- Smith, 27, has been charged with cocaine trafficking.
- Sport Integrity Australia allegedly has text messages sent by a star
- Demons captain Gawn spoke out about the scandal on Wednesday
Max Gawn is convinced Melbourne does not have a drug culture as the AFL club reels from new anti-doping charges laid against teammate Joel Smith.
In a dramatic escalation, the league confirmed on Tuesday night that Sports Integrity Australia (SIA) had charged Smith with three anti-doping rule violations (ADRVs) of the Australian Football Anti-Doping Code for alleged “trafficking or attempted trafficking” of cocaine for third parties.
Gawn acknowledged the new charges were shocking, but the Demons captain staunchly defended his club.
It is the latest blow in a tumultuous off-season for Melbourne, with a number of off-field issues keeping the club in the headlines for all the wrong reasons.
Gawn (pictured playing for Melbourne on Sunday) is convinced the Demons do not have a drug culture problem despite sensational allegations leveled at teammate Joel Smith.
Smith (pictured with fiancee Elise Carroll) has been accused of sending cocaine text messages to other Melbourne players.
Smith has been provisionally suspended since October, when he was reported with a positive cocaine test following the Demons’ Round 20 win over Hawthorn on August 20.
Asked on Wednesday if there was any problem with the club, Gawn said: “In my opinion, no, no.

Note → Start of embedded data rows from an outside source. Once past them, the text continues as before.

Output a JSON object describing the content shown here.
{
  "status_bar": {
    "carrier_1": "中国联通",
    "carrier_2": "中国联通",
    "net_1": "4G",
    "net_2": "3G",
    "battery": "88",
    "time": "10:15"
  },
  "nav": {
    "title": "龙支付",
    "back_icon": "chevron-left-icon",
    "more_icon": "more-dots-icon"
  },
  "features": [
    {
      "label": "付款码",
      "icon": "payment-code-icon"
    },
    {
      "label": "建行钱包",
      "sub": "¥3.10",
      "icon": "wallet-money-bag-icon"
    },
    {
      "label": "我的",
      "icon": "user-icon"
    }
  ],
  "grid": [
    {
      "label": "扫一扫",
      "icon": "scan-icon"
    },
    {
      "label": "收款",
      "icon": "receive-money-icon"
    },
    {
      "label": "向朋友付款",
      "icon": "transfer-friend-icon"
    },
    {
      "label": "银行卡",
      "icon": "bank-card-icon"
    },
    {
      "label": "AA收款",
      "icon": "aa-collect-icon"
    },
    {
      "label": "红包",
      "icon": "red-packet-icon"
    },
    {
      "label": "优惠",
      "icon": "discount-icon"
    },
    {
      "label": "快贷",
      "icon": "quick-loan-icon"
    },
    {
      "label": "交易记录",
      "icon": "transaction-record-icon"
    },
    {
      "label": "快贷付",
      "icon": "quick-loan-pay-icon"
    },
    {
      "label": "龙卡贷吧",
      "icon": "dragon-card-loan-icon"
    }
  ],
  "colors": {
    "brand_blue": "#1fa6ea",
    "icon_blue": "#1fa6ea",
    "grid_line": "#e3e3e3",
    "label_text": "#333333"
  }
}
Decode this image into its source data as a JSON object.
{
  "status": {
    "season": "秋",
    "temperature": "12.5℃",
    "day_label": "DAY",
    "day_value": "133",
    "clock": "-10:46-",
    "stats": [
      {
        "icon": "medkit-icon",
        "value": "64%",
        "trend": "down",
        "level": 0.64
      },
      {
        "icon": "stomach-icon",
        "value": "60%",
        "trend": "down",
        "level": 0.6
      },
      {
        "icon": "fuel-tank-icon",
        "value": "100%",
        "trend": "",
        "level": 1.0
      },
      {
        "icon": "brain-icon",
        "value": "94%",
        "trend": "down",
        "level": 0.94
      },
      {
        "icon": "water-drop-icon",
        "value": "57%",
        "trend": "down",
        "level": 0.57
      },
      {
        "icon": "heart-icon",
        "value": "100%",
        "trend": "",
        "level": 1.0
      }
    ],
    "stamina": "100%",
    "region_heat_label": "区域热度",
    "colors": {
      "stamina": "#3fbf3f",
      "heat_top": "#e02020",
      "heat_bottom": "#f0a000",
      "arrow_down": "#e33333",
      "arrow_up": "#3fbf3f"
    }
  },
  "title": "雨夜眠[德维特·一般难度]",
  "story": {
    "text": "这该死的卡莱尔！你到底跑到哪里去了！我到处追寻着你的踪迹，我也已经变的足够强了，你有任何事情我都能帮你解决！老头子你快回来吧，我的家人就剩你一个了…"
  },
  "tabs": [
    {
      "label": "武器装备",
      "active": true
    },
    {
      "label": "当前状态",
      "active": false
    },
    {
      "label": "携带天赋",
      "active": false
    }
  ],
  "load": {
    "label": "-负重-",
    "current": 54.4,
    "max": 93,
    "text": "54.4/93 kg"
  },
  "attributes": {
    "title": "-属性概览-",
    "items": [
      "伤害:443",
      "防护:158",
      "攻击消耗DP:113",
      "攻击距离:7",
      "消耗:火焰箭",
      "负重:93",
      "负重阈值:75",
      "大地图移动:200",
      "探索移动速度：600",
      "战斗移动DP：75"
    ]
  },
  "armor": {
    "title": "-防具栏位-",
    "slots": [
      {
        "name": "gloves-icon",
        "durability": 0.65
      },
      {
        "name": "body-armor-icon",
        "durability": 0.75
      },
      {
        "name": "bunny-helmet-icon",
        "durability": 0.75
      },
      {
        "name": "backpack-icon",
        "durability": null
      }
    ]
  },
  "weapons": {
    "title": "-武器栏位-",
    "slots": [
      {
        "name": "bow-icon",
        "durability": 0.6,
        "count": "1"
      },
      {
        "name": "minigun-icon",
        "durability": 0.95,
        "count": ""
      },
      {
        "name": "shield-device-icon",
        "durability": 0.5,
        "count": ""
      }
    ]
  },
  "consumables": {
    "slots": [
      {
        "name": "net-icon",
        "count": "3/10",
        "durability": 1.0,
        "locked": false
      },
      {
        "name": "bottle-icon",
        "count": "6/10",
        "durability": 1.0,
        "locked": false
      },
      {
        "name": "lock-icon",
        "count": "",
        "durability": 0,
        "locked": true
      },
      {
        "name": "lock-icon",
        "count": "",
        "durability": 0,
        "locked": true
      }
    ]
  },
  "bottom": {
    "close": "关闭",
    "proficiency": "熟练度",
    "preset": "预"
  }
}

‘It’s obviously quite shocking. (But) all I can say is that for 16 years I’ve had drug tests and for 10 years I’ve had hair tests.
“In those 10 years, I had never been told that our club has a drug culture.
“Until they tell me we have a problem or until I can see it myself, with my own eyes, I can only be wrong.”
Gawn and AFL chief executive Andrew Dillon said the SIA investigation into the charges was ongoing and nothing had yet been proven.
After Melbourne crashed out of the finals in straight sets for the second season in a row, issues intensified around their star outfield player Clayton Oliver and Smith’s positive test also became public.
The 27-year-old’s career is in jeopardy after Sport Integrity Australia brought new anti-doping charges against him, including an allegation of cocaine trafficking.
Amid other media reports of off-field problems at the club, chief executive Gary Pert claimed the club’s culture was “the best I have seen in 40 years”.
“I’d like to think I have a good understanding of our group and that we’ve had an incredible summer, with the turmoil we had during September and October,” Gawn said.
‘I’m incredibly optimistic, we have the right culture.
‘I’m not hiding, there are problems, and we will make sure we get it right. “But there will be problems every year, whether you (the media) write about it or not.”
Gawn spoke impressively at an AFL function on Wednesday morning, although he noted he was limited given the ongoing investigation.
The Demons captain also said Tuesday night was the first he heard about the allegation that Smith had texted his teammates regarding cocaine.
Demons captain Gawn (pictured playing last Sunday) did not deny the club has issues with its culture and said the team has had an “incredible summer”.
According to the code, trafficking is defined as “the sale, delivery, transportation, shipment, delivery or distribution of a prohibited substance by an athlete… to any third party.”
Smith was also notified of another ADRV for possession of cocaine on September 9, 2022.
He was already facing a maximum four-year suspension under the AFL’s anti-doping code for his positive cocaine test.
It’s unclear how much the additional charges could add to any suspension, or when that would be determined.
Smith will remain provisionally suspended and will not be able to train or play with his teammates, and the AFL confirmed under the code that the SIA will further investigate the new alleged breaches.
The 27-year-old’s matter could be heard at the AFL Anti-Doping Tribunal, but there is no timetable on when that could happen.